For this feature, one problem that (some version of) this feature could attack is “I want a more immersive experience.” I talk to that in my first post in this thread and it’s generally a problem I’m willing to let lie and not attack directly.
So my question for those of you who are interested in this feature (or some variant of it): what problem are you trying to solve?
Disclaimer: I have not actually used Shmeppy in a game yet (I discovered it yesterday). So this is based on theory, but in my professional life I design visualizations, so I’m familiar with the problem space.
Problem that I would want this to solve: Rapid ingestion of map state.
I expect the current colored markers + labels to be slightly slow to interpret, and thus be a distraction during play. It is possible that people will so fully learn the colors that it won’t work that way - but my gut instinct says that a set of icons will be quicker/more intuitive to interpret than a set of colored circles. Colored circles also have clear problems for color-blind people.
While I’m not necessarily interested in art (I fully agree with the minimalistic design principal), there is some difficulty surrounding the cluttering of text tags on tokens in tight situations. If you have a group of player characters with their named tokens, or a tight cluster of enemies, it results in a bit of visual clutter. I think one solution that doesn’t compromise the design (In my eyes, solely as a user) would be the ability to number tokens.
I’ve provided a map below and snipped out a section of it for a mock of this concept. In our game, we abbreviate the names of mooks/enemies, and use full names for specific players/NPCs. In this example, M would stand for Monk, G for guard, and there is a named NPC with them at the table.
This isn’t a direct feature request or anything, but I am curious about your stance on the concept of numbered tokens.
I’ve thought about making it so that when a token label could fit within a token, it renders on top of it like this. I think the interface would be a little weird, especially while editing the label, but it could help the label clutter for a decently common situation.
I haven’t given dev time to improving the label clutter in awhile, and this is just one possible solution to that problem, so I’m not sure whether it’s the best one/a good one to do.
In theory, it seems reasonable though. And is certainly a solution I plan to explore a bit when I turn my gaze to token labels again.
My personal take on this discussion is that adding image imports is unnecessary, but adding some form of on-the-token identification could be extremely useful. I’ve run three sessions so far in Shmeppy, and their only complaint about tokens was “Why do we need to have our character name on them when we could just have a symbol?”. They don’t want to have to read their name to figure out which is theirs, and they are notoriously bad at remembering their assigned colour. I think a small library of basic shapes and symbols could help with the clutter of names and this problem. Nothing too complex, maybe an X, a crescent shape, a star, or other simplistic symbols that wouldn’t wreck the look of the tool.
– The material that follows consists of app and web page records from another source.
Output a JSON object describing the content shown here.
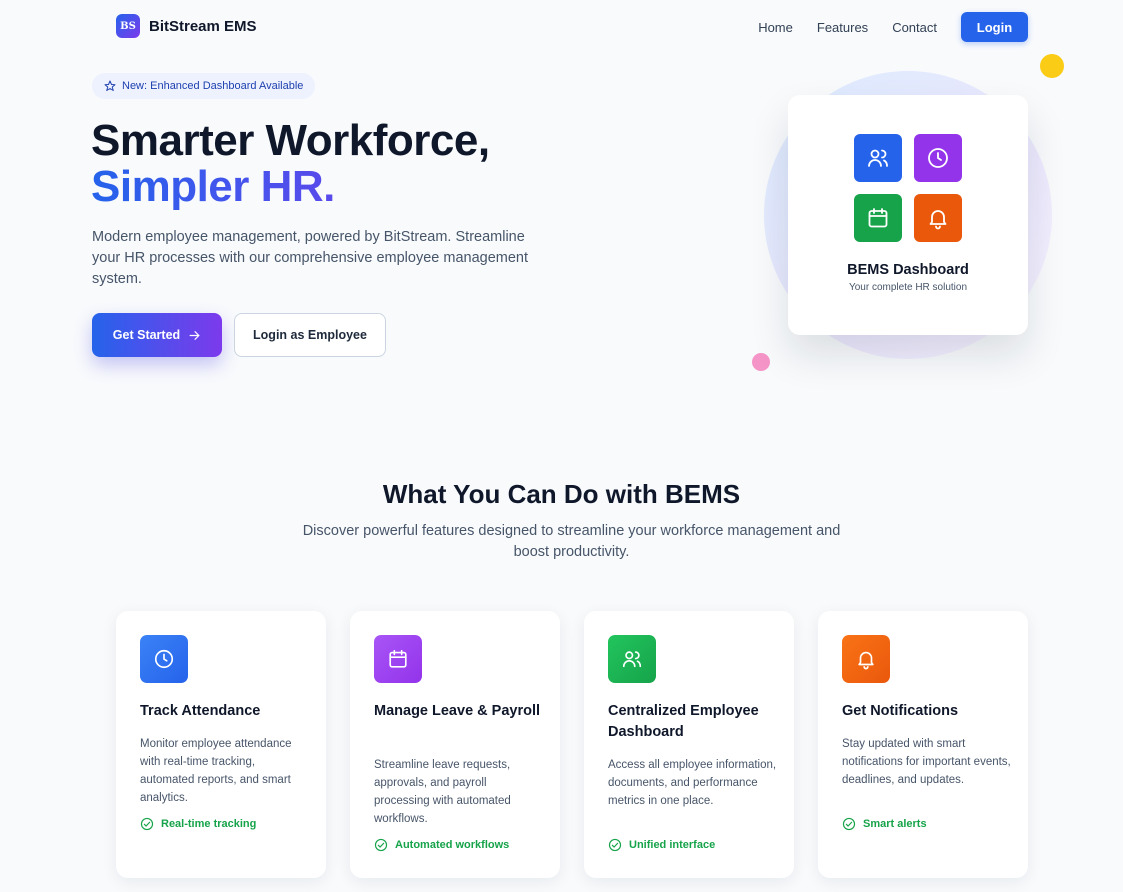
{
  "brand": {
    "logo_text": "BS",
    "name": "BitStream EMS"
  },
  "nav": {
    "links": [
      "Home",
      "Features",
      "Contact"
    ],
    "login_label": "Login"
  },
  "hero": {
    "badge": "New: Enhanced Dashboard Available",
    "title_line1": "Smarter Workforce,",
    "title_line2": "Simpler HR.",
    "subtitle": "Modern employee management, powered by BitStream. Streamline your HR processes with our comprehensive employee management system.",
    "primary_button": "Get Started",
    "secondary_button": "Login as Employee"
  },
  "dashboard_card": {
    "title": "BEMS Dashboard",
    "subtitle": "Your complete HR solution",
    "tiles": [
      "users-icon",
      "clock-icon",
      "calendar-icon",
      "bell-icon"
    ]
  },
  "features": {
    "title": "What You Can Do with BEMS",
    "subtitle": "Discover powerful features designed to streamline your workforce management and boost productivity.",
    "cards": [
      {
        "icon": "clock-icon",
        "title": "Track Attendance",
        "description": "Monitor employee attendance with real-time tracking, automated reports, and smart analytics.",
        "tag": "Real-time tracking"
      },
      {
        "icon": "calendar-icon",
        "title": "Manage Leave & Payroll",
        "description": "Streamline leave requests, approvals, and payroll processing with automated workflows.",
        "tag": "Automated workflows"
      },
      {
        "icon": "users-icon",
        "title": "Centralized Employee Dashboard",
        "description": "Access all employee information, documents, and performance metrics in one place.",
        "tag": "Unified interface"
      },
      {
        "icon": "bell-icon",
        "title": "Get Notifications",
        "description": "Stay updated with smart notifications for important events, deadlines, and updates.",
        "tag": "Smart alerts"
      }
    ]
  },
  "colors": {
    "primary": "#2563eb",
    "accent": "#7c3aed",
    "success": "#16a34a",
    "warning": "#ea580c"
  }
}
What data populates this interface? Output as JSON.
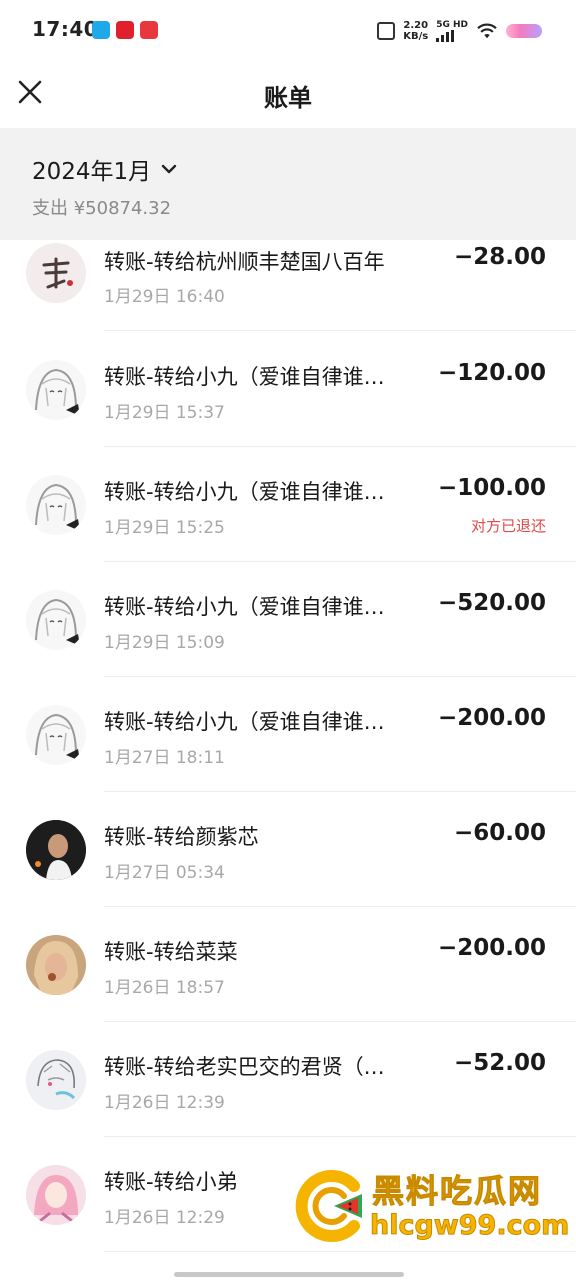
{
  "status_bar": {
    "time": "17:40",
    "net_speed_value": "2.20",
    "net_speed_unit": "KB/s",
    "network_top": "5G HD",
    "network_bottom": "",
    "icons": [
      "app-notification-icon",
      "app-notification-icon",
      "app-notification-icon",
      "vibrate-icon",
      "signal-icon",
      "wifi-icon",
      "battery-icon"
    ]
  },
  "header": {
    "title": "账单",
    "close_icon": "close-icon"
  },
  "summary": {
    "month": "2024年1月",
    "expense": "支出 ¥50874.32"
  },
  "transactions": [
    {
      "title": "转账-转给杭州顺丰楚国八百年",
      "time": "1月29日 16:40",
      "amount": "−28.00",
      "status": "",
      "avatar": "chu"
    },
    {
      "title": "转账-转给小九（爱谁自律谁…",
      "time": "1月29日 15:37",
      "amount": "−120.00",
      "status": "",
      "avatar": "anime"
    },
    {
      "title": "转账-转给小九（爱谁自律谁…",
      "time": "1月29日 15:25",
      "amount": "−100.00",
      "status": "对方已退还",
      "avatar": "anime"
    },
    {
      "title": "转账-转给小九（爱谁自律谁…",
      "time": "1月29日 15:09",
      "amount": "−520.00",
      "status": "",
      "avatar": "anime"
    },
    {
      "title": "转账-转给小九（爱谁自律谁…",
      "time": "1月27日 18:11",
      "amount": "−200.00",
      "status": "",
      "avatar": "anime"
    },
    {
      "title": "转账-转给颜紫芯",
      "time": "1月27日 05:34",
      "amount": "−60.00",
      "status": "",
      "avatar": "dark"
    },
    {
      "title": "转账-转给菜菜",
      "time": "1月26日 18:57",
      "amount": "−200.00",
      "status": "",
      "avatar": "blond"
    },
    {
      "title": "转账-转给老实巴交的君贤（…",
      "time": "1月26日 12:39",
      "amount": "−52.00",
      "status": "",
      "avatar": "sketch"
    },
    {
      "title": "转账-转给小弟",
      "time": "1月26日 12:29",
      "amount": "",
      "status": "",
      "avatar": "pink"
    }
  ],
  "watermark": {
    "name": "黑料吃瓜网",
    "url": "hlcgw99.com"
  },
  "colors": {
    "status_refunded": "#e04b4b",
    "summary_bg": "#f2f2f2",
    "watermark": "#f5b400"
  }
}
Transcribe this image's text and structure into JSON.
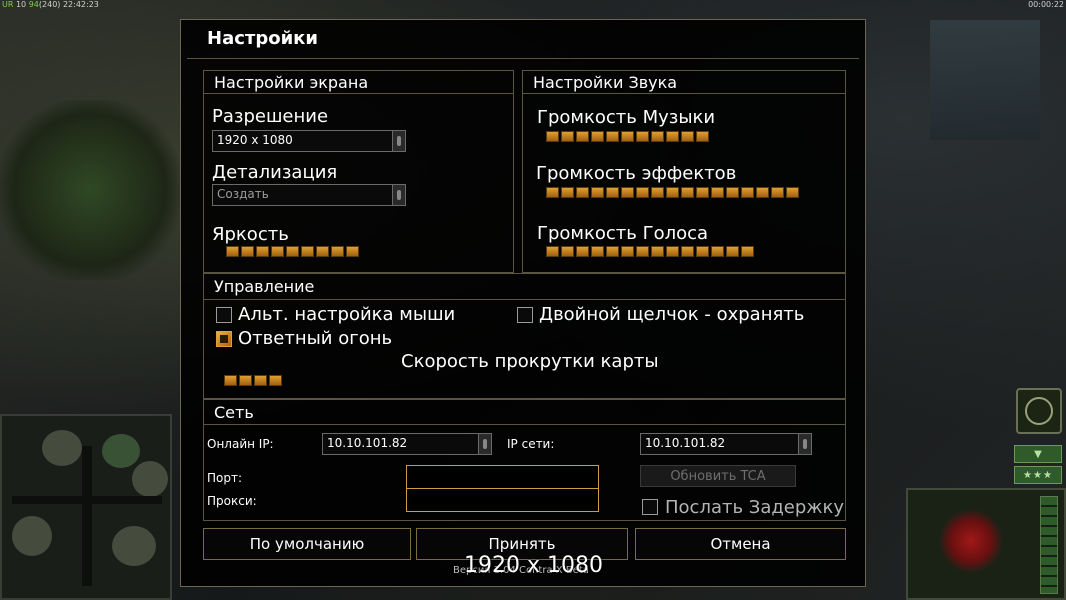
{
  "hud": {
    "left_tag": "UR",
    "left_fps": "10",
    "left_fps2": "94",
    "left_bracket": "(240)",
    "left_time": "22:42:23",
    "right_time": "00:00:22"
  },
  "dialog": {
    "title": "Настройки",
    "screen": {
      "header": "Настройки экрана",
      "resolution_label": "Разрешение",
      "resolution_value": "1920 x 1080",
      "detail_label": "Детализация",
      "detail_value": "Создать",
      "brightness_label": "Яркость",
      "brightness_level": 9
    },
    "sound": {
      "header": "Настройки Звука",
      "music_label": "Громкость Музыки",
      "music_level": 11,
      "effects_label": "Громкость эффектов",
      "effects_level": 17,
      "voice_label": "Громкость Голоса",
      "voice_level": 14
    },
    "control": {
      "header": "Управление",
      "alt_mouse_label": "Альт. настройка мыши",
      "alt_mouse_checked": false,
      "double_click_label": "Двойной щелчок - охранять",
      "double_click_checked": false,
      "return_fire_label": "Ответный огонь",
      "return_fire_checked": true,
      "scroll_speed_label": "Скорость прокрутки карты",
      "scroll_speed_level": 4
    },
    "network": {
      "header": "Сеть",
      "online_ip_label": "Онлайн IP:",
      "online_ip_value": "10.10.101.82",
      "lan_ip_label": "IP сети:",
      "lan_ip_value": "10.10.101.82",
      "port_label": "Порт:",
      "proxy_label": "Прокси:",
      "update_button": "Обновить TCA",
      "send_delay_label": "Послать Задержку",
      "send_delay_checked": false
    },
    "buttons": {
      "defaults": "По умолчанию",
      "accept": "Принять",
      "cancel": "Отмена"
    },
    "version": "Версия 1.04 Contra X Beta",
    "resolution_overlay": "1920 x 1080"
  },
  "side": {
    "arrow_icon": "chevron-down-icon",
    "stars": "★★★"
  },
  "colors": {
    "accent": "#e0a030",
    "border": "#5a5440",
    "input_border": "#c8a040"
  }
}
I would argue that this goes right to the core of basic “this is a whiteboard that i slapped onto my kitchen table” gameplay: we never used words, we used buttons, dice, pencil sharpeners or in one memorable game, a blueberry. There may be some drawbacks to ease of use with this, but I feel as if it follows the original guidelines of Shmeppy.
The absence of art is a crucial attraction of Shmeppy. Many VTTs allow for (require) detailed artistic work to craft basic maps. The maps usually require the import gorgeous full-colour artwork. The endpoint of this is an expensive, time-consuming map that can divert us from our imagination. Words + Shmeppy allow for a balance between creativity and game organization. Being image and rule agnostic will enable us to use our imaginations and not pocketbooks to build stories. Eventually, each group will develop its own image language.
Shmeppy is the art.